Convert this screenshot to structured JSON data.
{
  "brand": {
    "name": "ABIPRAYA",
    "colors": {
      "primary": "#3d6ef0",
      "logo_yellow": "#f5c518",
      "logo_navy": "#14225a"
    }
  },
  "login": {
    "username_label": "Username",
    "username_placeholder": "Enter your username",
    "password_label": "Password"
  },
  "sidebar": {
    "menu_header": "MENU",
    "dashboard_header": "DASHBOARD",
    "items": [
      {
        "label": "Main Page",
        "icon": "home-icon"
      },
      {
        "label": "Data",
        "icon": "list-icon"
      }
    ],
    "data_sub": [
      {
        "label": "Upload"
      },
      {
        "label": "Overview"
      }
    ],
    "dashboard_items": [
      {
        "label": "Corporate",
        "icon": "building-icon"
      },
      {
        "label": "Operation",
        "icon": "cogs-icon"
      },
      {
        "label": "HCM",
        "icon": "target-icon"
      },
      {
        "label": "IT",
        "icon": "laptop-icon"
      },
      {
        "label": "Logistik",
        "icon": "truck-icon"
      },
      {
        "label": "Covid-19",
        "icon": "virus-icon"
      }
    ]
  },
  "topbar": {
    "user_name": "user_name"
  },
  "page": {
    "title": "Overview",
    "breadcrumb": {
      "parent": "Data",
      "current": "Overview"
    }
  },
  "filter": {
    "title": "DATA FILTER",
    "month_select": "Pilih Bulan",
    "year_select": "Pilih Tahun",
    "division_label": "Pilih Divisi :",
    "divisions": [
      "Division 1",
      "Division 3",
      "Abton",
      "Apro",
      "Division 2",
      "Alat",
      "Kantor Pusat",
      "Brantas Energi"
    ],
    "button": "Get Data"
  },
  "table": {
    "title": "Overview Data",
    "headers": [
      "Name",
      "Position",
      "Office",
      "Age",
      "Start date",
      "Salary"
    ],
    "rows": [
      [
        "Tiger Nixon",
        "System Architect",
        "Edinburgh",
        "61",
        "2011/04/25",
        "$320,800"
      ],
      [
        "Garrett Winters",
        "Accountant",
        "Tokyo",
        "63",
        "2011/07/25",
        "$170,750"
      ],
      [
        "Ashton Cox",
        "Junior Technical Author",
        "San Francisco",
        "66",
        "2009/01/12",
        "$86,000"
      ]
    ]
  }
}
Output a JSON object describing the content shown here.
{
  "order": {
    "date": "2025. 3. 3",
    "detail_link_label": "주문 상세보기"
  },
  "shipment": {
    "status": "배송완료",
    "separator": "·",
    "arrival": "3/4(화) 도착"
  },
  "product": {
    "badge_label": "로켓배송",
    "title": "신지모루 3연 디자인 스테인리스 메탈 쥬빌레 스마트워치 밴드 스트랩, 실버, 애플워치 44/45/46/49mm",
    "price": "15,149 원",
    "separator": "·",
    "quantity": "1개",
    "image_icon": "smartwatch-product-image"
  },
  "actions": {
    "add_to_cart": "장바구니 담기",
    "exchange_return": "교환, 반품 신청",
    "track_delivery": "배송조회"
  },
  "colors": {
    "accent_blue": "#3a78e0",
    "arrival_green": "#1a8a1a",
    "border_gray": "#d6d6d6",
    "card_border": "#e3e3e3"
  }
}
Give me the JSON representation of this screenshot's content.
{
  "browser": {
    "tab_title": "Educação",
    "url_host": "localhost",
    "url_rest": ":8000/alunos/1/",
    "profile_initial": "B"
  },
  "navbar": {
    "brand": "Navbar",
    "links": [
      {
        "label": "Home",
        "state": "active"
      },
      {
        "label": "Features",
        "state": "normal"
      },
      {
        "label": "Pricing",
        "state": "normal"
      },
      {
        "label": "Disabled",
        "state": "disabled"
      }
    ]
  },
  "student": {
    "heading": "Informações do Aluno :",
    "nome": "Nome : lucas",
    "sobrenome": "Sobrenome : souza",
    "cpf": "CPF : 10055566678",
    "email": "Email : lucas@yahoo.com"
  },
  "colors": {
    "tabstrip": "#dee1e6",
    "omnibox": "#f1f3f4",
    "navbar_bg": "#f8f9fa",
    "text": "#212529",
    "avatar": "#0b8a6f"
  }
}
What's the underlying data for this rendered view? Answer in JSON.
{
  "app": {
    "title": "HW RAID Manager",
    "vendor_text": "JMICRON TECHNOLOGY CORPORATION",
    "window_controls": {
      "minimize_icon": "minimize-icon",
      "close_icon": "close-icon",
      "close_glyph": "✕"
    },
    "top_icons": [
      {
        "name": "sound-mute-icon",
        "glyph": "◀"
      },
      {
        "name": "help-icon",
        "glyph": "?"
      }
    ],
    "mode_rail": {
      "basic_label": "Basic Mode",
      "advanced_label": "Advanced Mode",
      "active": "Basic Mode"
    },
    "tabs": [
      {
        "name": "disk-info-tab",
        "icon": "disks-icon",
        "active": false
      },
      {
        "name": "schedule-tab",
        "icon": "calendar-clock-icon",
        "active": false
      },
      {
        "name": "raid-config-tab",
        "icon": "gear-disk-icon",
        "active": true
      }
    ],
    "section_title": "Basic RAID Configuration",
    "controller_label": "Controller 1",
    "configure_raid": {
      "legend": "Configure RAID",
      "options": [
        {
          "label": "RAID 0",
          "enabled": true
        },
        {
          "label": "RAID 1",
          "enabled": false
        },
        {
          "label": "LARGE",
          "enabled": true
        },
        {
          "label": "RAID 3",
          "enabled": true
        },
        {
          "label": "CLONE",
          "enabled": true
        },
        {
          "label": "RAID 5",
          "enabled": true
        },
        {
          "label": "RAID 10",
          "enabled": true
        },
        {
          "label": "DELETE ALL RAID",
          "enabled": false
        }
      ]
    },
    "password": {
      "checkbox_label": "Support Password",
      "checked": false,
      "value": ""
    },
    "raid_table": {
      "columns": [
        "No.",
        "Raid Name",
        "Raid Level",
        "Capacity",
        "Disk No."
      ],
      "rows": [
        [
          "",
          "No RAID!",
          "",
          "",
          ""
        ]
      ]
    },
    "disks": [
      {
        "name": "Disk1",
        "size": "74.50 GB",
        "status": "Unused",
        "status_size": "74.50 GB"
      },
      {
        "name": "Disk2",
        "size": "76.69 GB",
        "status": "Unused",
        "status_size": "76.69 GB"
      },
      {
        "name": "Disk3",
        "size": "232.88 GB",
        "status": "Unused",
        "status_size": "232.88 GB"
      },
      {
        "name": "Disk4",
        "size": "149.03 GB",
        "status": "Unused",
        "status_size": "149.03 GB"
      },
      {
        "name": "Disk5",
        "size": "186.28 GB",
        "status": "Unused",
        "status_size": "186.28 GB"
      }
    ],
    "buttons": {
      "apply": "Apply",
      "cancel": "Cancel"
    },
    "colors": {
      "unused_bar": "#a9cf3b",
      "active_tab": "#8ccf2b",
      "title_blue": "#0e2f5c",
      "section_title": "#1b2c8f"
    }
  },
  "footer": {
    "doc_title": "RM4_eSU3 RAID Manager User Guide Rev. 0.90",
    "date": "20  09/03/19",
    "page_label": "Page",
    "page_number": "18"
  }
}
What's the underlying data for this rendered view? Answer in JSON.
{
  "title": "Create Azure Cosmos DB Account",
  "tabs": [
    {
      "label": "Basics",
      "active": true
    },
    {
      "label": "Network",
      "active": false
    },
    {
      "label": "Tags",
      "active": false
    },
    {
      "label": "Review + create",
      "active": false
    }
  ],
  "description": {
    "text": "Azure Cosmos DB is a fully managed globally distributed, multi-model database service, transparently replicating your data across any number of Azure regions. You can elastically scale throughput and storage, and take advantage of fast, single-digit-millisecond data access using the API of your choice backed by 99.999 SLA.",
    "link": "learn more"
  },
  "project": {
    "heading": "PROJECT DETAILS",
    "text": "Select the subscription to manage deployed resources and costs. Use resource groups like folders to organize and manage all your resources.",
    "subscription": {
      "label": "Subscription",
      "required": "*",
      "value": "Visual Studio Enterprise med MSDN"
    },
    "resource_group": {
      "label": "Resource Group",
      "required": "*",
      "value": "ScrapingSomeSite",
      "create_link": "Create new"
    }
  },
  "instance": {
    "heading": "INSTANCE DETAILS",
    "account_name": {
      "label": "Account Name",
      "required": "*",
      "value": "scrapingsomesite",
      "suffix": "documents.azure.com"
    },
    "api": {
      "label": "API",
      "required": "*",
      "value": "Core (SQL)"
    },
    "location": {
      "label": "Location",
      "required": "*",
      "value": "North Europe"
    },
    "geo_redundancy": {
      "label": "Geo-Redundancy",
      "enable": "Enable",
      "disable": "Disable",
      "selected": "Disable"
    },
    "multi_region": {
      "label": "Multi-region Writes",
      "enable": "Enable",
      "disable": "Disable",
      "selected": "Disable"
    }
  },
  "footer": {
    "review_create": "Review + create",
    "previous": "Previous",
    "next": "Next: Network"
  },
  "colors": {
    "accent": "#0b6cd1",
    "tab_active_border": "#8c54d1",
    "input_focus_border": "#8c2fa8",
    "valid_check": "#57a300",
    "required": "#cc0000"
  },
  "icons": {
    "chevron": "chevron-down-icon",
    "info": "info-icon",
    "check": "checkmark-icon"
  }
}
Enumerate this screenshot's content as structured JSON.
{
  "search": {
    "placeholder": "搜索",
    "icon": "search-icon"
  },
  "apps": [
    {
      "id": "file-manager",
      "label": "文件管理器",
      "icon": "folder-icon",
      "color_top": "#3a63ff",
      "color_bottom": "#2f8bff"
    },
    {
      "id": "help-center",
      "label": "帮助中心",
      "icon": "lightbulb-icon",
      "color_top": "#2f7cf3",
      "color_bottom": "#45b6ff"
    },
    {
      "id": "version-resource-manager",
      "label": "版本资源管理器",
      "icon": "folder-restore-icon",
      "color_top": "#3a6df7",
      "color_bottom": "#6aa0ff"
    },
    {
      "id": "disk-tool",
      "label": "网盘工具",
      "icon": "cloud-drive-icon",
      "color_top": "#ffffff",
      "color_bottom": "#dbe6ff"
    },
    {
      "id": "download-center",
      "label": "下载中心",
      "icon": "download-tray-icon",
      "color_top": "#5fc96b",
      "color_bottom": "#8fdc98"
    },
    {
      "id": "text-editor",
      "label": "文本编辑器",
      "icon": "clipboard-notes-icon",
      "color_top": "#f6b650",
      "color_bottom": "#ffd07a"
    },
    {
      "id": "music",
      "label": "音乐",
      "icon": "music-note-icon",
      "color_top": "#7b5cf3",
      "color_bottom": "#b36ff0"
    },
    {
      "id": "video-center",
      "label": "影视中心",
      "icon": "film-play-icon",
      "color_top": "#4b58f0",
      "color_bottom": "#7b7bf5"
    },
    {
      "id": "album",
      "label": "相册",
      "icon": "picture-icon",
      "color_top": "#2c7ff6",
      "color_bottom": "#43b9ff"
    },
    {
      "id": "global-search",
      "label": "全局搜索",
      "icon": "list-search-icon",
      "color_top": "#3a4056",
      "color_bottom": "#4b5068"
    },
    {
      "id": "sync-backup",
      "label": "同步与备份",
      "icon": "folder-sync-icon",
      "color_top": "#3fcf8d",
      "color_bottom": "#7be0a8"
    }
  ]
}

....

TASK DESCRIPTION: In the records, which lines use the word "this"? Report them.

REPLY:
Convert this screenshot to structured JSON data.
Give me the JSON representation of this screenshot's content.
What's the underlying data for this rendered view? Answer in JSON.
What's the underlying data for this rendered view? Answer in JSON.
Enumerate this screenshot's content as structured JSON.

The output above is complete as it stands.